Academic article

The significance of clean and dirty animals for bacterial dynamics along the beef chain

Hauge, Sigrun J.; Nesbakken, Truls; Moen, Birgitte; Røtterud, Ole-Johan; Dommersnes, Sissel; Nesteng, Ole; Østensvik, Øyvin; Alvseike, Ole

Publication details

Journal: International journal of food microbiology, vol. 214, p. 70–76, 2015

Publisher: Elsevier

International Standard Numbers:
Printed: 0168-1605
Electronic: 1879-3460

Open Access: none

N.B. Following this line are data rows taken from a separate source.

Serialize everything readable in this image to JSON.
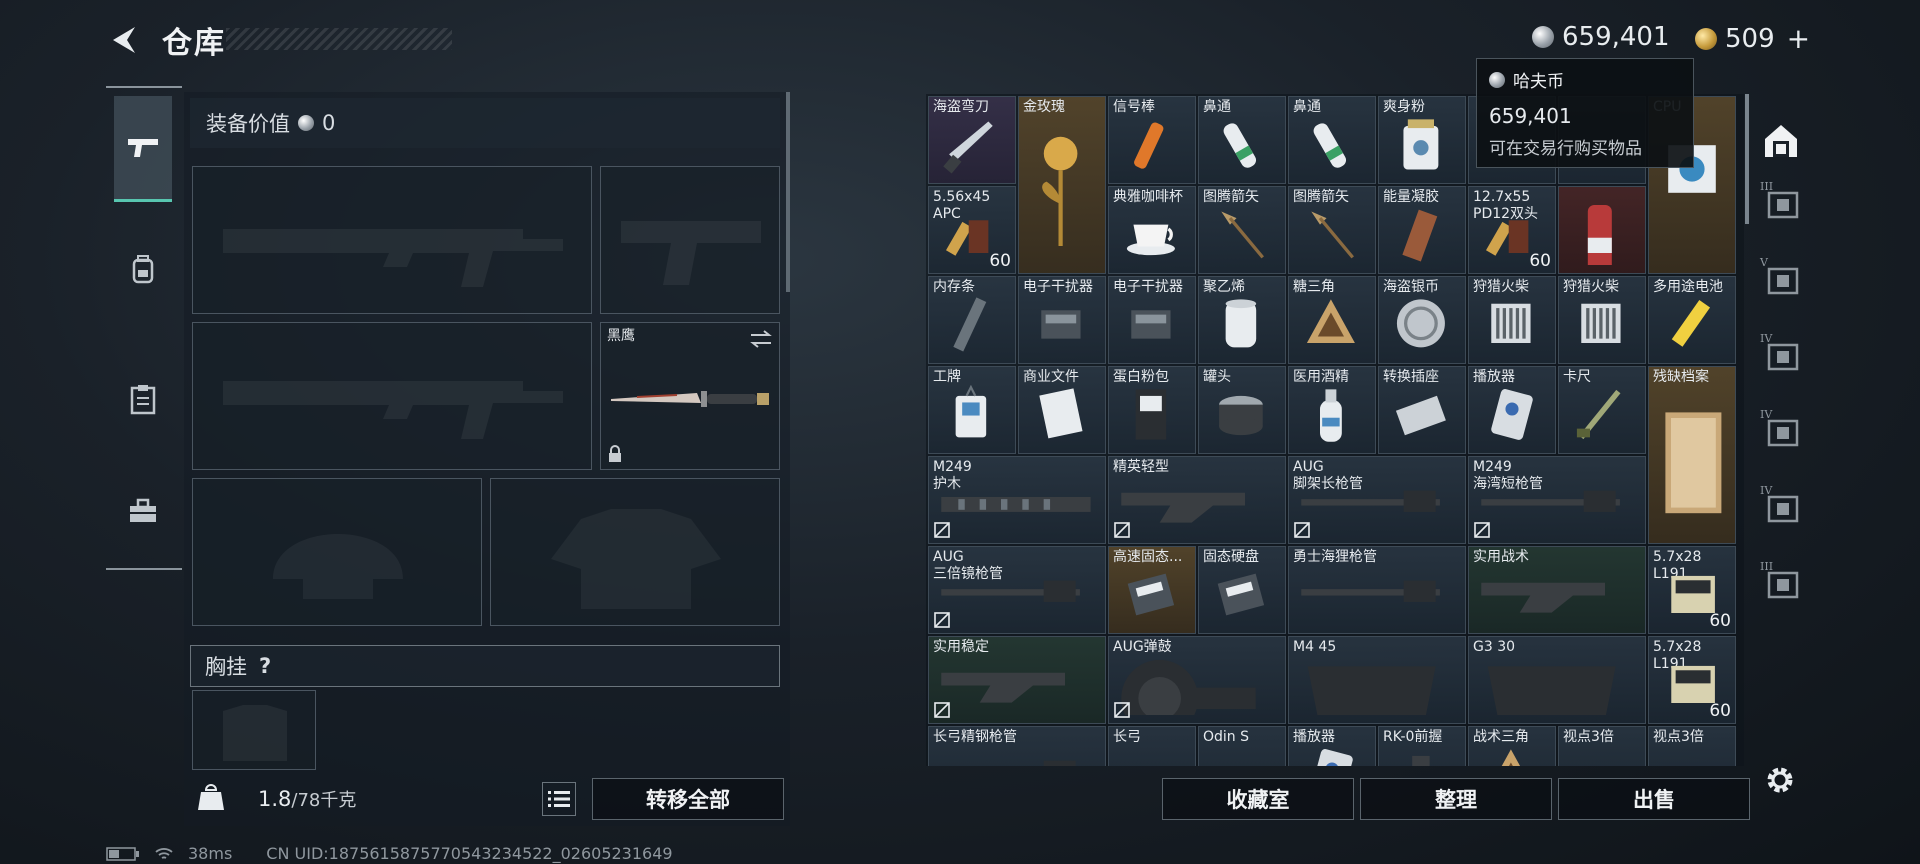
{
  "header": {
    "title": "仓库",
    "currency_haf": "659,401",
    "currency_gold": "509",
    "plus": "+"
  },
  "equipment": {
    "value_label": "装备价值",
    "value": "0",
    "knife_label": "黑鹰",
    "chest_rig_label": "胸挂",
    "chest_help": "?",
    "weight_current": "1.8",
    "weight_max": "/78千克",
    "transfer_all": "转移全部"
  },
  "tooltip": {
    "name": "哈夫币",
    "value": "659,401",
    "desc": "可在交易行购买物品"
  },
  "grid": {
    "items": [
      {
        "label": "海盗弯刀",
        "count": "",
        "tier": "purple",
        "icon": "knife-icon"
      },
      {
        "label": "金玫瑰",
        "count": "",
        "tier": "gold",
        "icon": "gold-rose-icon"
      },
      {
        "label": "信号棒",
        "count": "",
        "tier": "",
        "icon": "flare-icon"
      },
      {
        "label": "鼻通",
        "count": "",
        "tier": "",
        "icon": "inhaler-icon"
      },
      {
        "label": "鼻通",
        "count": "",
        "tier": "",
        "icon": "inhaler-icon"
      },
      {
        "label": "爽身粉",
        "count": "",
        "tier": "",
        "icon": "powder-can-icon"
      },
      {
        "label": "",
        "count": "",
        "tier": "",
        "icon": "hidden-item-icon"
      },
      {
        "label": "",
        "count": "",
        "tier": "",
        "icon": "hidden-item-icon"
      },
      {
        "label": "5.56x45\nAPC",
        "count": "60",
        "tier": "",
        "icon": "ammo-icon"
      },
      {
        "label": "典雅咖啡杯",
        "count": "",
        "tier": "",
        "icon": "coffee-cup-icon"
      },
      {
        "label": "图腾箭矢",
        "count": "",
        "tier": "",
        "icon": "arrow-icon"
      },
      {
        "label": "图腾箭矢",
        "count": "",
        "tier": "",
        "icon": "arrow-icon"
      },
      {
        "label": "能量凝胶",
        "count": "",
        "tier": "",
        "icon": "gel-icon"
      },
      {
        "label": "12.7x55\nPD12双头",
        "count": "60",
        "tier": "",
        "icon": "ammo-icon"
      },
      {
        "label": "",
        "count": "",
        "tier": "red",
        "icon": "spray-can-icon"
      },
      {
        "label": "CPU",
        "count": "",
        "tier": "gold",
        "icon": "cpu-icon"
      },
      {
        "label": "内存条",
        "count": "",
        "tier": "",
        "icon": "ram-icon"
      },
      {
        "label": "电子干扰器",
        "count": "",
        "tier": "",
        "icon": "jammer-icon"
      },
      {
        "label": "电子干扰器",
        "count": "",
        "tier": "",
        "icon": "jammer-icon"
      },
      {
        "label": "聚乙烯",
        "count": "",
        "tier": "",
        "icon": "roll-icon"
      },
      {
        "label": "糖三角",
        "count": "",
        "tier": "",
        "icon": "triangle-icon"
      },
      {
        "label": "海盗银币",
        "count": "",
        "tier": "",
        "icon": "coin-icon"
      },
      {
        "label": "狩猎火柴",
        "count": "",
        "tier": "",
        "icon": "matches-icon"
      },
      {
        "label": "狩猎火柴",
        "count": "",
        "tier": "",
        "icon": "matches-icon"
      },
      {
        "label": "多用途电池",
        "count": "",
        "tier": "",
        "icon": "battery-icon"
      },
      {
        "label": "工牌",
        "count": "",
        "tier": "",
        "icon": "badge-icon"
      },
      {
        "label": "商业文件",
        "count": "",
        "tier": "",
        "icon": "document-icon"
      },
      {
        "label": "蛋白粉包",
        "count": "",
        "tier": "",
        "icon": "protein-pack-icon"
      },
      {
        "label": "罐头",
        "count": "",
        "tier": "",
        "icon": "can-icon"
      },
      {
        "label": "医用酒精",
        "count": "",
        "tier": "",
        "icon": "bottle-icon"
      },
      {
        "label": "转换插座",
        "count": "",
        "tier": "",
        "icon": "socket-icon"
      },
      {
        "label": "播放器",
        "count": "",
        "tier": "",
        "icon": "player-icon"
      },
      {
        "label": "卡尺",
        "count": "",
        "tier": "",
        "icon": "caliper-icon"
      },
      {
        "label": "残缺档案",
        "count": "",
        "tier": "gold",
        "icon": "archive-icon"
      },
      {
        "label": "M249\n护木",
        "count": "",
        "tier": "",
        "icon": "handguard-icon"
      },
      {
        "label": "精英轻型",
        "count": "",
        "tier": "",
        "icon": "stock-icon"
      },
      {
        "label": "AUG\n脚架长枪管",
        "count": "",
        "tier": "",
        "icon": "barrel-icon"
      },
      {
        "label": "M249\n海湾短枪管",
        "count": "",
        "tier": "",
        "icon": "barrel-icon"
      },
      {
        "label": "AUG\n三倍镜枪管",
        "count": "",
        "tier": "",
        "icon": "barrel-icon"
      },
      {
        "label": "高速固态...",
        "count": "",
        "tier": "gold",
        "icon": "ssd-icon"
      },
      {
        "label": "固态硬盘",
        "count": "",
        "tier": "",
        "icon": "ssd-icon"
      },
      {
        "label": "勇士海狸枪管",
        "count": "",
        "tier": "",
        "icon": "barrel-icon"
      },
      {
        "label": "实用战术",
        "count": "",
        "tier": "green",
        "icon": "stock-icon"
      },
      {
        "label": "5.7x28\nL191",
        "count": "60",
        "tier": "",
        "icon": "ammo-box-icon"
      },
      {
        "label": "实用稳定",
        "count": "",
        "tier": "green",
        "icon": "stock-icon"
      },
      {
        "label": "AUG弹鼓",
        "count": "",
        "tier": "",
        "icon": "drum-mag-icon"
      },
      {
        "label": "M4 45",
        "count": "",
        "tier": "",
        "icon": "magazine-icon"
      },
      {
        "label": "G3 30",
        "count": "",
        "tier": "",
        "icon": "magazine-icon"
      },
      {
        "label": "5.7x28\nL191",
        "count": "60",
        "tier": "",
        "icon": "ammo-box-icon"
      },
      {
        "label": "长弓精钢枪管",
        "count": "",
        "tier": "",
        "icon": "barrel-icon"
      },
      {
        "label": "长弓",
        "count": "",
        "tier": "",
        "icon": "barrel-icon"
      },
      {
        "label": "Odin S",
        "count": "",
        "tier": "",
        "icon": "scope-icon"
      },
      {
        "label": "播放器",
        "count": "",
        "tier": "",
        "icon": "player-icon"
      },
      {
        "label": "RK-0前握",
        "count": "",
        "tier": "",
        "icon": "grip-icon"
      },
      {
        "label": "战术三角",
        "count": "",
        "tier": "",
        "icon": "triangle-icon"
      },
      {
        "label": "视点3倍",
        "count": "",
        "tier": "",
        "icon": "scope-icon"
      },
      {
        "label": "视点3倍",
        "count": "",
        "tier": "",
        "icon": "scope-icon"
      }
    ]
  },
  "right_rail": {
    "tiers": [
      "III",
      "V",
      "IV",
      "IV",
      "IV",
      "III"
    ]
  },
  "actions": {
    "collection": "收藏室",
    "sort": "整理",
    "sell": "出售"
  },
  "status": {
    "ping": "38ms",
    "uid": "CN UID:1875615875770543234522_02605231649"
  }
}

This study investigated the bacterial dynamics along the beef chain for clean and dirty cattle in the slaughter and
processing lines, using classic quantitative methods and molecular analyses. In addition, the Norwegian national
guidelines for Good Hygiene Practices inNorwaywere evaluated. In these guidelines, cattle presented for slaughter
are categorised according to hide cleanliness, resulting in separate processing lines for meat from very dirty
animals and reduced prices to farmers. The study was conducted in two commercial abattoirs in Norway. Two
groups were compared; 40 visually clean cattle and 40 visually dirty cattle presented for slaughter, with 20
from each group at each abattoir. The same animals were sampled at five sampling sites: hides, carcass surfaces
after dehiding, just before chilling, after chilling, and meat trimmings.Meat trimmings were sampled in only one
abattoir. Three hundred and sixty sampleswere collected by swabbing 100 cm2 of the brisket area at the first four
sampling sites, and sampling 200 g of meat trimmings at the fifth site. The results showed that the hides of dirty
cattle had more Enterobacteriaceae and higher Aerobic Plate Counts (APC) than visually clean cattle (P b 0.05),
however there was no significant difference for Escherichia coli. For the other sampling sites, there were no
differences between the dirty and the clean group. An effect of chilling/drying of the carcass surfaces was demonstrated
by the significant reduction in the number of carcasses on which E. coli and Enterobacteriaceae were detected;
from 11% and 39% before chilling to 1% and 16% after chilling, respectively. Enterobacteriaceae and E. coli
were detected in only three and one of the meat trimming samples, respectively. Amplification and sequencing of
the 16S rRNA gene from 643 Enterobacteriaceae colonies derived from 107 samples demonstrated that
Escherichia/Shigella were dominant within this family on the hides. However, after dehiding, after grading, and
after chilling, the genera Citrobacter and Enterobacter dominated. The meat trimmings were dominated by the
genera Kluyvera, Hafnia, and unclassified Enterobacteriaceae. The relative proportions of Escherichia/Shigella
were higher for dirty animals than for clean animals, and were higher on hides than from sampling sites further
down the chain (P b 0.05). The minor differences in contamination on carcass surfaces and meat trimmings
between clean and dirty cattle indicate that separate processing lines in Norwegian abattoirs seem to be